* EXERCISE BRIEF
For the string "Contact", count the lines in the records below that contain it. Answer with that number alone.

* RECORDS FOR THIS EXERCISE
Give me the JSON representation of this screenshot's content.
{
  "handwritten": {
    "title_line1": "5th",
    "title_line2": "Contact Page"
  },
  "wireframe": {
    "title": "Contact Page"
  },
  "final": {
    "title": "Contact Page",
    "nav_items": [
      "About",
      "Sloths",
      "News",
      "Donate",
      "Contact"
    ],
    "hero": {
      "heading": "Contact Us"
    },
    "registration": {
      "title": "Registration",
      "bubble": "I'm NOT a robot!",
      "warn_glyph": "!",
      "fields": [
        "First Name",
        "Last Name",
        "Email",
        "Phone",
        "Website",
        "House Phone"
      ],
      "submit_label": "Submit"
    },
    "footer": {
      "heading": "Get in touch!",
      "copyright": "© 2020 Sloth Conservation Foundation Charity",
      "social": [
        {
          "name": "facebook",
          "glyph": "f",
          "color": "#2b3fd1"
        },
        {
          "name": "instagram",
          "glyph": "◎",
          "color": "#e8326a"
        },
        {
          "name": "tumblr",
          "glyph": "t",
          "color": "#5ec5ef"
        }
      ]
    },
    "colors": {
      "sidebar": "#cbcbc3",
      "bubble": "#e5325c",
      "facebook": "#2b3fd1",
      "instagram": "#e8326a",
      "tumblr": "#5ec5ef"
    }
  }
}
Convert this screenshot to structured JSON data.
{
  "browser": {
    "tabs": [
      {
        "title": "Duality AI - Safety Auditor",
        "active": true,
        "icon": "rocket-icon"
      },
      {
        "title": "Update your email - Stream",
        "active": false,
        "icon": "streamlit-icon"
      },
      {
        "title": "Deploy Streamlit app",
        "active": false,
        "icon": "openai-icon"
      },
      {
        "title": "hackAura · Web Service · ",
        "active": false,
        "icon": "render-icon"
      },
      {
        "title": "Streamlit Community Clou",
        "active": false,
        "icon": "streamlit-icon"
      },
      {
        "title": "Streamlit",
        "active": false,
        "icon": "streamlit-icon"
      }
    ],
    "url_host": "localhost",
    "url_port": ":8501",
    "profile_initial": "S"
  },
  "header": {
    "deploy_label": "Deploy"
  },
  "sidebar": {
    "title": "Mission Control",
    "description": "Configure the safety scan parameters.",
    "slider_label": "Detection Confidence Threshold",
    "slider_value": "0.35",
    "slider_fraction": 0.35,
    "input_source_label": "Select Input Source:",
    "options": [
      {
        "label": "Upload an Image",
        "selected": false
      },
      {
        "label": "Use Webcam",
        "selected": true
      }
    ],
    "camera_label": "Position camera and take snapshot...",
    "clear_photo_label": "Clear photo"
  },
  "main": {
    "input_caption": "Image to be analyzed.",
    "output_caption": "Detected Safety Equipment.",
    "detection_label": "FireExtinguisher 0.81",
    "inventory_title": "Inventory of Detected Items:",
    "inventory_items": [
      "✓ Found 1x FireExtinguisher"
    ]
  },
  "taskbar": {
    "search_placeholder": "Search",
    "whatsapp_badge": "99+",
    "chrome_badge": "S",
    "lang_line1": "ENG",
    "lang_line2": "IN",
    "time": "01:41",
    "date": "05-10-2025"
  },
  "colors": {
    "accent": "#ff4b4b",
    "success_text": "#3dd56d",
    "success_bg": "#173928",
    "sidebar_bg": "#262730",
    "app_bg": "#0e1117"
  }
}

* TASK OUTPUT
5